**Interface dataset entries**
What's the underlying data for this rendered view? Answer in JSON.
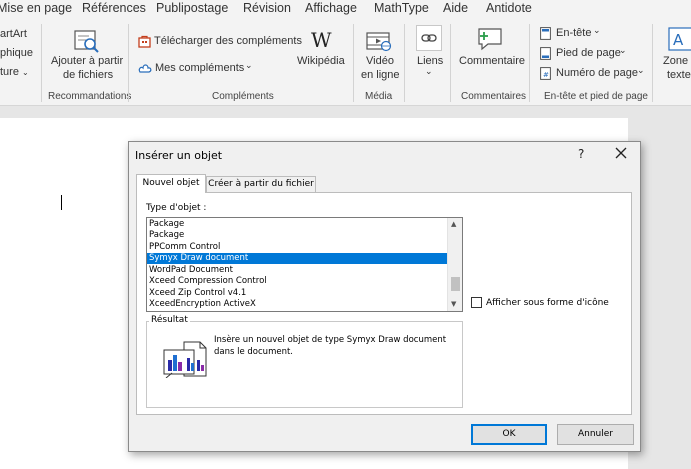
{
  "menu_tabs": [
    "Mise en page",
    "Références",
    "Publipostage",
    "Révision",
    "Affichage",
    "MathType",
    "Aide",
    "Antidote"
  ],
  "ribbon": {
    "left_partial": [
      "artArt",
      "phique",
      "ture"
    ],
    "add_files": "Ajouter à partir de fichiers",
    "add_files_line1": "Ajouter à partir",
    "add_files_line2": "de fichiers",
    "group_recommandations": "Recommandations",
    "telecharger": "Télécharger des compléments",
    "mes_complements": "Mes compléments",
    "wikipedia": "Wikipédia",
    "group_complements": "Compléments",
    "video_line1": "Vidéo",
    "video_line2": "en ligne",
    "group_media": "Média",
    "liens": "Liens",
    "commentaire": "Commentaire",
    "group_commentaires": "Commentaires",
    "en_tete": "En-tête",
    "pied_de_page": "Pied de page",
    "numero_de_page": "Numéro de page",
    "group_entete": "En-tête et pied de page",
    "zone_line1": "Zone d",
    "zone_line2": "texte"
  },
  "dialog": {
    "title": "Insérer un objet",
    "help": "?",
    "tab_new": "Nouvel objet",
    "tab_from_file": "Créer à partir du fichier",
    "type_label": "Type d'objet :",
    "object_types": [
      "Package",
      "Package",
      "PPComm Control",
      "Symyx Draw document",
      "WordPad Document",
      "Xceed Compression Control",
      "Xceed Zip Control v4.1",
      "XceedEncryption ActiveX"
    ],
    "selected_index": 3,
    "show_as_icon": "Afficher sous forme d'icône",
    "show_as_icon_checked": false,
    "result_label": "Résultat",
    "result_text": "Insère un nouvel objet de type Symyx Draw document dans le document.",
    "ok": "OK",
    "cancel": "Annuler"
  },
  "colors": {
    "selection": "#0078d7",
    "accent_red": "#c43e1c"
  }
}
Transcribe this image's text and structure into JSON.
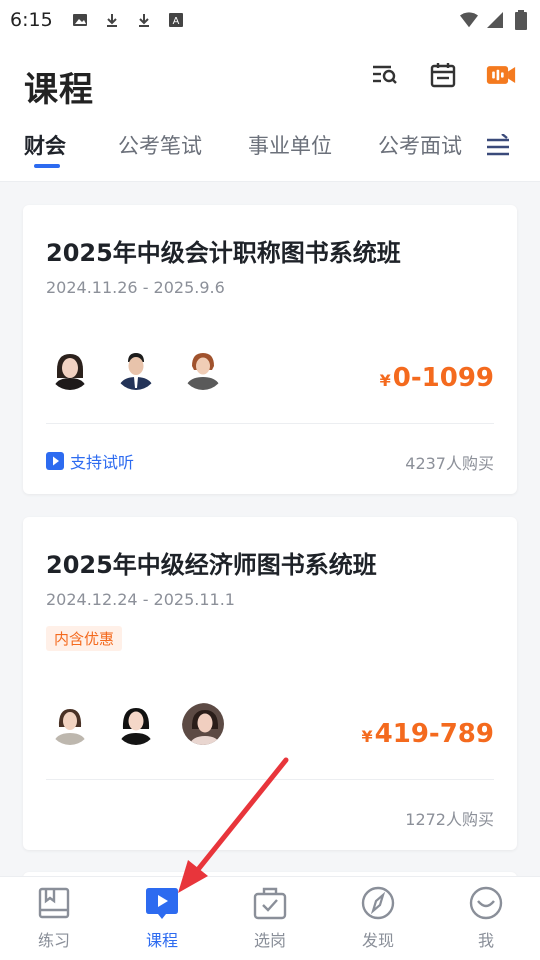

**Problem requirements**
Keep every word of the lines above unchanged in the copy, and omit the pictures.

**Exercise output**
What's the underlying data for this rendered view? Answer in JSON.
{
  "menu_tabs": [
    "Mise en page",
    "Références",
    "Publipostage",
    "Révision",
    "Affichage",
    "MathType",
    "Aide",
    "Antidote"
  ],
  "ribbon": {
    "left_partial": [
      "artArt",
      "phique",
      "ture"
    ],
    "add_files": "Ajouter à partir de fichiers",
    "add_files_line1": "Ajouter à partir",
    "add_files_line2": "de fichiers",
    "group_recommandations": "Recommandations",
    "telecharger": "Télécharger des compléments",
    "mes_complements": "Mes compléments",
    "wikipedia": "Wikipédia",
    "group_complements": "Compléments",
    "video_line1": "Vidéo",
    "video_line2": "en ligne",
    "group_media": "Média",
    "liens": "Liens",
    "commentaire": "Commentaire",
    "group_commentaires": "Commentaires",
    "en_tete": "En-tête",
    "pied_de_page": "Pied de page",
    "numero_de_page": "Numéro de page",
    "group_entete": "En-tête et pied de page",
    "zone_line1": "Zone d",
    "zone_line2": "texte"
  },
  "dialog": {
    "title": "Insérer un objet",
    "help": "?",
    "tab_new": "Nouvel objet",
    "tab_from_file": "Créer à partir du fichier",
    "type_label": "Type d'objet :",
    "object_types": [
      "Package",
      "Package",
      "PPComm Control",
      "Symyx Draw document",
      "WordPad Document",
      "Xceed Compression Control",
      "Xceed Zip Control v4.1",
      "XceedEncryption ActiveX"
    ],
    "selected_index": 3,
    "show_as_icon": "Afficher sous forme d'icône",
    "show_as_icon_checked": false,
    "result_label": "Résultat",
    "result_text": "Insère un nouvel objet de type Symyx Draw document dans le document.",
    "ok": "OK",
    "cancel": "Annuler"
  },
  "colors": {
    "selection": "#0078d7",
    "accent_red": "#c43e1c"
  }
}
Transcribe this image's text and structure into JSON.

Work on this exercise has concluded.